Today’s big banks face multiple challenges. Consumers expect the same sort of digital convenience from their banks as they get from other experiences. Regulators agree, and have made it easier for new entrants such as non-banks to provide people with access
to the financial services and information they want. These disruptors are armed with the cloud-native technologies and mind-set to get to market with new services at breakneck speed.
But one bank’s threat is another’s opportunity. Those that grasp the urgency, and begin migrating now from the old technologies that struggle to enable innovation at pace, will win. Those that don’t will find it harder to compete in this new banking paradigm.
So what sort of platform should banks be using? The answer is a composable one.
Learning the lessons
Banks only need to look at some of the most successful B2B technology companies to understand the value of composability. Think Salesforce for CRM, or ServiceNow for workflow management.
Compare this to the technologies that continue to dominate big banks. The picture here is of dislocated systems procured from multiple vendors, requiring complex integrations (and often more software) to enable process automation and a single view of data.
What’s more, much of this runs on-premise, meaning banks must take on the cost, management and risks of hardware, networking and security.
Faced with such complexity, the temptation for banks is to hold what they have, rather than the costly rewiring needed to add new capabilities.
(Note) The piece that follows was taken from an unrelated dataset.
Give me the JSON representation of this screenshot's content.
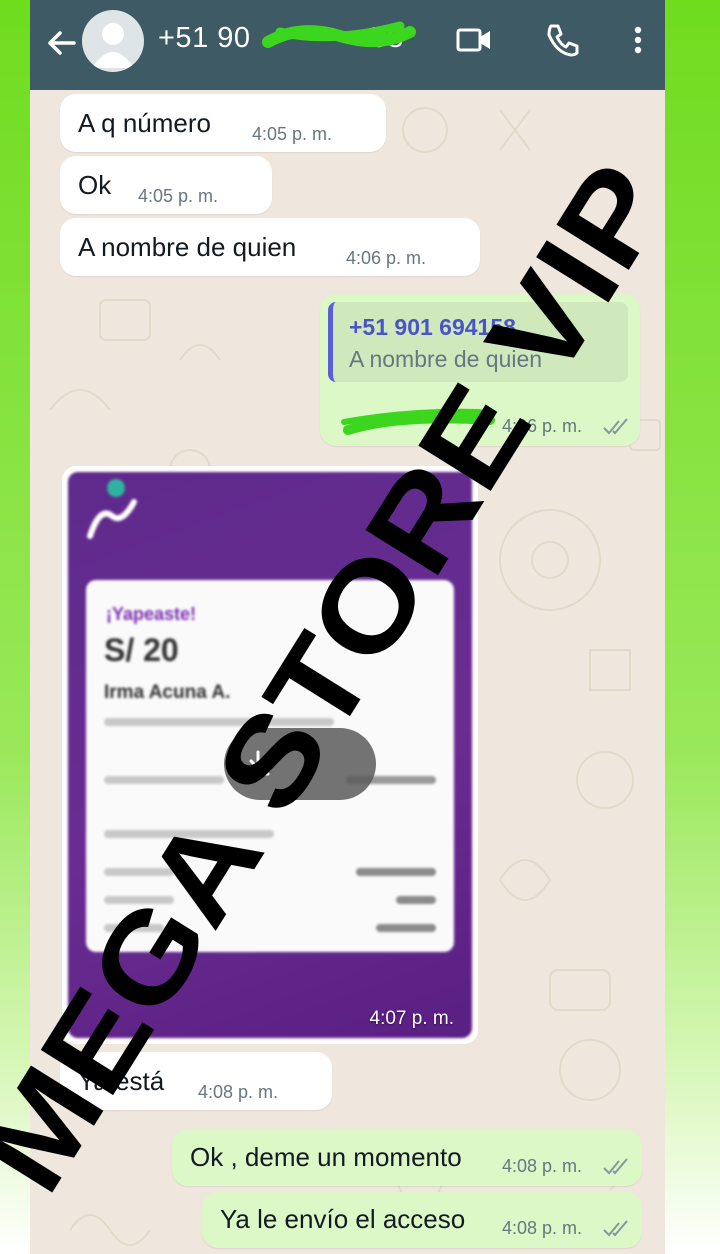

In other words, the price of innovation outweighs the commercial opportunity, while more nimble players woo customers
with better services and experiences.
Composable banking is also creating opportunities beyond traditional market boundaries. Increasingly, non-banks are getting in on the banking game, directly using composable banking platforms to entice their customers with credit offers, new payment methods,
investment opportunities and wealth management solutions.
But offering ‘embedded finance services directly has limits — regulation and know-how being two of the obvious ones. Banks that can enable merchants to expand their portfolio of ‘embedded finance’ products will take their share of the revenue, and may also
collect new prospects to market their core banking services to.
A composable platform allows for this to happen at scale. Without it, it would be too complex for a bank to integrate their systems, processes and protocols with those of the merchant. But the ‘plug and play’ nature of a composable banking platform means
a merchant is only limited by the breadth of capabilities available, and how fast they want to go.
How you compose matters
A composable banking platform should be free to run in any environment, including any public cloud or as SaaS. It should also be database agnostic, and leverage API architecture. These things don’t only matter for deployment, but also for the developer ecosystem
that needs to be built around it. Developers are the lifeblood of a composable platform. Without their involvement in extending modules with rich new features, or building entirely new capabilities on top of core ones, the platform will be starved of the innovation
it needs to stay relevant.
The platform must also embrace the ability for partners to bring their own solutions, and integrate those easily. So the platform must be cloud-native, to enable containers, microservices and other modern DevOps tools. There must be a sandbox environment
to facilitate experimentation and testing; and a marketplace where developers can commoditize their work.
It is only through these open principles that a composable banking platform can generate the breadth and depth of capabilities that it is designed for; the deployment flexibility to suit current and future needs; and the ease of use that enables fast adoption
and then scale.
The time is now
Talk of the need for breadth in a composable banking platform may lead some to presume this means large scale, and complex, adoption. The opposite is true. Breadth affords modularity; the chance to start small and deploy individual capabilities, and then
seamlessly add complementary functions or branch into new areas.
Profits generated through composable banking activity will ultimately dictate urgency. Banks and businesses that move first will be in pole position to analyse the commercial implications, double down, and reap the most benefit.